### WHAT NEEDS TO BE DONE
Only lines with the word "uncovered" are needed; collect each of them from the listing below.

____

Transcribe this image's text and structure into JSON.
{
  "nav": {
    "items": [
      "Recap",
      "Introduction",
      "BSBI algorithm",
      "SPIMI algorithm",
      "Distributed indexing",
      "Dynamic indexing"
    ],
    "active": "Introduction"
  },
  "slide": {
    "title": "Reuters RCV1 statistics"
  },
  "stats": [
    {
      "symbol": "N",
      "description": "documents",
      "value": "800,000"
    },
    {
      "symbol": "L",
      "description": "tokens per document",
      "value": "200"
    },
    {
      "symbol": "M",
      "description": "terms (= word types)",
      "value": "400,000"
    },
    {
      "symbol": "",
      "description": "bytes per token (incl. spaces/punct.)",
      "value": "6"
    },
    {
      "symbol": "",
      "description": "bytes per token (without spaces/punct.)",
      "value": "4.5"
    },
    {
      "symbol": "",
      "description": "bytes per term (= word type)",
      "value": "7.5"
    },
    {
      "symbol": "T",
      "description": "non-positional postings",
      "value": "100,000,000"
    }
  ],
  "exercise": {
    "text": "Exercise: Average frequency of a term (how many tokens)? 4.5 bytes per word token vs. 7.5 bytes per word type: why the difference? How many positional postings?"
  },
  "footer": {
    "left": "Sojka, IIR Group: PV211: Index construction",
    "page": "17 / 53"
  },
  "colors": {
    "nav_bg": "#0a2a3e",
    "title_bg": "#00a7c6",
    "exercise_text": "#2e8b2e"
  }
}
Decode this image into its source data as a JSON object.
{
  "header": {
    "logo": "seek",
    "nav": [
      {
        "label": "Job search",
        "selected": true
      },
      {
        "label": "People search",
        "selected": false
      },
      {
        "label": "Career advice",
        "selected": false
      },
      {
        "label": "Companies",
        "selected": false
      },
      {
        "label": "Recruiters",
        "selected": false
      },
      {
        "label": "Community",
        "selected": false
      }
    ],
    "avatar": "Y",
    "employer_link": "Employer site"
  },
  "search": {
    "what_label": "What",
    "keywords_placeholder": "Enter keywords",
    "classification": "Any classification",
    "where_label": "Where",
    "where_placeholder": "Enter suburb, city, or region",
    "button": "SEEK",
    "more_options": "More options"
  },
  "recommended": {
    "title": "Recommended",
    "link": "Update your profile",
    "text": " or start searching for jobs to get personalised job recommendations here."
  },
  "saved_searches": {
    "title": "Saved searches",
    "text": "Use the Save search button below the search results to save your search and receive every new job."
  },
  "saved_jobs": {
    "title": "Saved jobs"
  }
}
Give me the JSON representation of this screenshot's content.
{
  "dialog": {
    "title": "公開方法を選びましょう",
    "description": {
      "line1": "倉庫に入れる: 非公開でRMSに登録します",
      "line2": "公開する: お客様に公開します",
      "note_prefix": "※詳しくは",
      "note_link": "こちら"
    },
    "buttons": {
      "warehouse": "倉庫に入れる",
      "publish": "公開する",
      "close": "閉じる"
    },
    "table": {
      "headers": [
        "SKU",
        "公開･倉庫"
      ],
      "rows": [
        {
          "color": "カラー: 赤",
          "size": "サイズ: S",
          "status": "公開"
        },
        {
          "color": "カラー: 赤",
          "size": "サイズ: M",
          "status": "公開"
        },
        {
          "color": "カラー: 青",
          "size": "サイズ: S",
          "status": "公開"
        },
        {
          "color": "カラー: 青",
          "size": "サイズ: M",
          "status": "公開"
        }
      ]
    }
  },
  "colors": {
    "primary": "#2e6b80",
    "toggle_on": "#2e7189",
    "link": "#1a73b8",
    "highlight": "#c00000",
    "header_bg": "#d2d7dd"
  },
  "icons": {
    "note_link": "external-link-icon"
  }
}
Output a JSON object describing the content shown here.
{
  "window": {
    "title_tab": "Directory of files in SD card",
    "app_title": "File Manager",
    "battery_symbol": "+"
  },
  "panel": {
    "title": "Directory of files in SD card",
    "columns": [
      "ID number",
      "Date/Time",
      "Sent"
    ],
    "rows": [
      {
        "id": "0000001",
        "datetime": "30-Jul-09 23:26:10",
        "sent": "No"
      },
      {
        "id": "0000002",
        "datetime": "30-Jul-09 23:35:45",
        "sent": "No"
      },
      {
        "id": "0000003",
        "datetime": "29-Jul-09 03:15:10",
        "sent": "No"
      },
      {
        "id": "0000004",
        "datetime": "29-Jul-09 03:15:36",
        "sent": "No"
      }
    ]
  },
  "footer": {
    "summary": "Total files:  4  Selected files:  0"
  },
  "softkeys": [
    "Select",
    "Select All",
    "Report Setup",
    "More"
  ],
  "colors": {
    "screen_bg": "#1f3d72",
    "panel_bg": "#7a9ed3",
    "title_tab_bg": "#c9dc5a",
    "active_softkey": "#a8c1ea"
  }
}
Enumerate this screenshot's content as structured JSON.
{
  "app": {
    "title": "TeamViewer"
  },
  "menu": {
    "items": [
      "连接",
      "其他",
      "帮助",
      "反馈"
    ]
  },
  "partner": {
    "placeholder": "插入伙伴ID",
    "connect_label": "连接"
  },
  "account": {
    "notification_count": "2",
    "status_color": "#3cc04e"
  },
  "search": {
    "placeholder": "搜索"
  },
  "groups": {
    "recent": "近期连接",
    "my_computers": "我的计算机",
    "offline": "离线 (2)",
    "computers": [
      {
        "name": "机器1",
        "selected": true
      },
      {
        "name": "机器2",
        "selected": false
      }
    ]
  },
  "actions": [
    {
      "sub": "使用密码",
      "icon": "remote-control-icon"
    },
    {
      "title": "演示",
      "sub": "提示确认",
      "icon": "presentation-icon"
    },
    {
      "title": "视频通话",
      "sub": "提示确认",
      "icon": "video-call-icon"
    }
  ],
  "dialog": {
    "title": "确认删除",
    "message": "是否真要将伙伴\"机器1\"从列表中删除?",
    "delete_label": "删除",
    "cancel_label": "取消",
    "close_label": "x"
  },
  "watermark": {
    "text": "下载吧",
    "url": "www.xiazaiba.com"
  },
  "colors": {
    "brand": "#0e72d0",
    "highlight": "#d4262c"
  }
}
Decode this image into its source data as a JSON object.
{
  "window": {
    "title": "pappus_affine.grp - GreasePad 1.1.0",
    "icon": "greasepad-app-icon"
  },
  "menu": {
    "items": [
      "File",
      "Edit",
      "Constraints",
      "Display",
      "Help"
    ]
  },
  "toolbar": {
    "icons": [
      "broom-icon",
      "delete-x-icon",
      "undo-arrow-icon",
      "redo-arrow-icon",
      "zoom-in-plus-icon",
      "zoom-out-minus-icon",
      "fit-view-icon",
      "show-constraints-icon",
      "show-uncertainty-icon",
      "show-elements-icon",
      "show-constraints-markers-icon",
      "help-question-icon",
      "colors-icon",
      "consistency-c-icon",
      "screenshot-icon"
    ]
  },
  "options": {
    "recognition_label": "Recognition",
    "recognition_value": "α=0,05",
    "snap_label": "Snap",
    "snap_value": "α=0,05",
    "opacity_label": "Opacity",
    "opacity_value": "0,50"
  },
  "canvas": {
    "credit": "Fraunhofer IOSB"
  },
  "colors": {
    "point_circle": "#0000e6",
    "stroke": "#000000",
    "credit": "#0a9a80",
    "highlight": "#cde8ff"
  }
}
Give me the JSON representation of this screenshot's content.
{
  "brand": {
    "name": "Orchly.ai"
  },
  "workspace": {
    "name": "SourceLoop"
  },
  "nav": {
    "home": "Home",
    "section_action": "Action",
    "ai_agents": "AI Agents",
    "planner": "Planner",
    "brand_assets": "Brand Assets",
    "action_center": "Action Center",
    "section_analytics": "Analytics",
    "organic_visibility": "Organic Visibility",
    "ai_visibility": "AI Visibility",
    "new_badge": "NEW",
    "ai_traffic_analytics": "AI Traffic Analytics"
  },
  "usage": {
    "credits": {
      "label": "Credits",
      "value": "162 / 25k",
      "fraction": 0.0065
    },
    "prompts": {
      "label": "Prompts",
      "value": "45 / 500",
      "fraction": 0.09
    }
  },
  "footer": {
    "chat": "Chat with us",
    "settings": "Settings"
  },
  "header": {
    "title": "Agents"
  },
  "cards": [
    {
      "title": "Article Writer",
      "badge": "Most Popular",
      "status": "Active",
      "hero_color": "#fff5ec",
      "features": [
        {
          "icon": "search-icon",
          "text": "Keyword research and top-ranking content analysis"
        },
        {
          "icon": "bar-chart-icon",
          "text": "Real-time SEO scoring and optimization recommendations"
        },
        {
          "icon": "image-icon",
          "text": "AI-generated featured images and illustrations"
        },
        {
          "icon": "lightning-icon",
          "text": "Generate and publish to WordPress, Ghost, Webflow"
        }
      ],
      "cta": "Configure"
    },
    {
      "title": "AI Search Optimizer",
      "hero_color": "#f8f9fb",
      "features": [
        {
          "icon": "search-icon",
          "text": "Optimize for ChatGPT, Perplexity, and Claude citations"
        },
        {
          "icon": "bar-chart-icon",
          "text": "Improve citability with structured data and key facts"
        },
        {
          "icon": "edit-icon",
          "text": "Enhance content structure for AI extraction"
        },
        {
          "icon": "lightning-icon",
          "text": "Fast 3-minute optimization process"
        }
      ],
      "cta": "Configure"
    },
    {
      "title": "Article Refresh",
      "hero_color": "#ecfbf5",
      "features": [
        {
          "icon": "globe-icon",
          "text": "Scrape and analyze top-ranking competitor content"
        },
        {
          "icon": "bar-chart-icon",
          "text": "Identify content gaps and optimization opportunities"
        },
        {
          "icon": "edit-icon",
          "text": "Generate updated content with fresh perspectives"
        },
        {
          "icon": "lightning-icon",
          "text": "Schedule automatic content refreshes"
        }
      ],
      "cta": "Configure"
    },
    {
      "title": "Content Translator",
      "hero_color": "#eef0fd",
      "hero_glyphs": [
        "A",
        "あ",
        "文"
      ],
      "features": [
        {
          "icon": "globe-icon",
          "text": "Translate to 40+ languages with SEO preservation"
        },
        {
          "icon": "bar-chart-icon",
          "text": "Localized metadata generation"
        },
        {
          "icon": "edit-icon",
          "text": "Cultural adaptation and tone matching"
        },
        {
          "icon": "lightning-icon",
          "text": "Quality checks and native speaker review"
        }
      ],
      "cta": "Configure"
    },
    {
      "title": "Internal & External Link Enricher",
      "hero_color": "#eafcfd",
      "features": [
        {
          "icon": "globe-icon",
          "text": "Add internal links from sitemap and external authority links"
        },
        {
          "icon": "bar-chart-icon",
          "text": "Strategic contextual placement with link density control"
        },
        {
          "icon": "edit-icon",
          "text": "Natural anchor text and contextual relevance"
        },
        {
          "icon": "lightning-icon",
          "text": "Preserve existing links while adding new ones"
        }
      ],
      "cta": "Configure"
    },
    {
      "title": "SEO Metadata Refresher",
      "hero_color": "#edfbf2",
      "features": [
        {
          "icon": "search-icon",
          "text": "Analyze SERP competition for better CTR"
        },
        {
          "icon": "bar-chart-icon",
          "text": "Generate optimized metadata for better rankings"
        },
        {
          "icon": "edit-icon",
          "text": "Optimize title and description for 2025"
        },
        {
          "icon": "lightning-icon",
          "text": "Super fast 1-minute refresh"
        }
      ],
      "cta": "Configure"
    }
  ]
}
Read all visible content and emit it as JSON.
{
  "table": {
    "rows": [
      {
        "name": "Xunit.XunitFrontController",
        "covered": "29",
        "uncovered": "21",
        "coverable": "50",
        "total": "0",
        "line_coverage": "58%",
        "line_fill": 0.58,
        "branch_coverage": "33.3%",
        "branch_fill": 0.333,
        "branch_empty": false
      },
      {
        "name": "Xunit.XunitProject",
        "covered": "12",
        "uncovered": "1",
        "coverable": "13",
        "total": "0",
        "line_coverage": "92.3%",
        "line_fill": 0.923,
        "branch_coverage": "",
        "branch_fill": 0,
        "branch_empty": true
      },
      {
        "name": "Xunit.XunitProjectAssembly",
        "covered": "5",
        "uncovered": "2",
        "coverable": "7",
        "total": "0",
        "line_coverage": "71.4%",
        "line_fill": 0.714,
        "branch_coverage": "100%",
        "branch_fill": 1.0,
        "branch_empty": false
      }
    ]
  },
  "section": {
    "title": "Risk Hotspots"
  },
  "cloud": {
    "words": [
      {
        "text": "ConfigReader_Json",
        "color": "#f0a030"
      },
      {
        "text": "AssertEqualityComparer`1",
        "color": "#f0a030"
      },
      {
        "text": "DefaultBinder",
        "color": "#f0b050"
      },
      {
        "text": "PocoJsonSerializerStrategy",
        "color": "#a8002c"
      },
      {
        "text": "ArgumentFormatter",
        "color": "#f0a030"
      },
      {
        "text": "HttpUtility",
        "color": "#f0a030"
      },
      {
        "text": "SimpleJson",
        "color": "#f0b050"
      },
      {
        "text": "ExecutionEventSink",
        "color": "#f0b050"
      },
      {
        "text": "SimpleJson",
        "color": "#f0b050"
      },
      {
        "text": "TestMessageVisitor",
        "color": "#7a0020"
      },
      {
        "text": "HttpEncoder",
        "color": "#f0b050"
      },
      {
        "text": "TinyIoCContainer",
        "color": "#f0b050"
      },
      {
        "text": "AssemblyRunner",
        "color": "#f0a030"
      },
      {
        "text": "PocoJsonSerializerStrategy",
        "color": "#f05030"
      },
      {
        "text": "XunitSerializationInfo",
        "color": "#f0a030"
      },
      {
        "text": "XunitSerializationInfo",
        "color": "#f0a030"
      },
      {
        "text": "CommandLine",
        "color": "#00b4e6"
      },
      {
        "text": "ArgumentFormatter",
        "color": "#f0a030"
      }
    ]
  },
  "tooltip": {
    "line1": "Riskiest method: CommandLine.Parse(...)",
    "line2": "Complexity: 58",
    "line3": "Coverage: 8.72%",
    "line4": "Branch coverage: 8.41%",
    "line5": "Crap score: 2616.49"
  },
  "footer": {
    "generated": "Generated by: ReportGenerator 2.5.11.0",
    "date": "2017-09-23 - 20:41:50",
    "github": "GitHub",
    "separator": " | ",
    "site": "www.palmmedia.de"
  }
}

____

### WRITTEN SOLUTION
        "uncovered": "21",
        "uncovered": "1",
        "uncovered": "2",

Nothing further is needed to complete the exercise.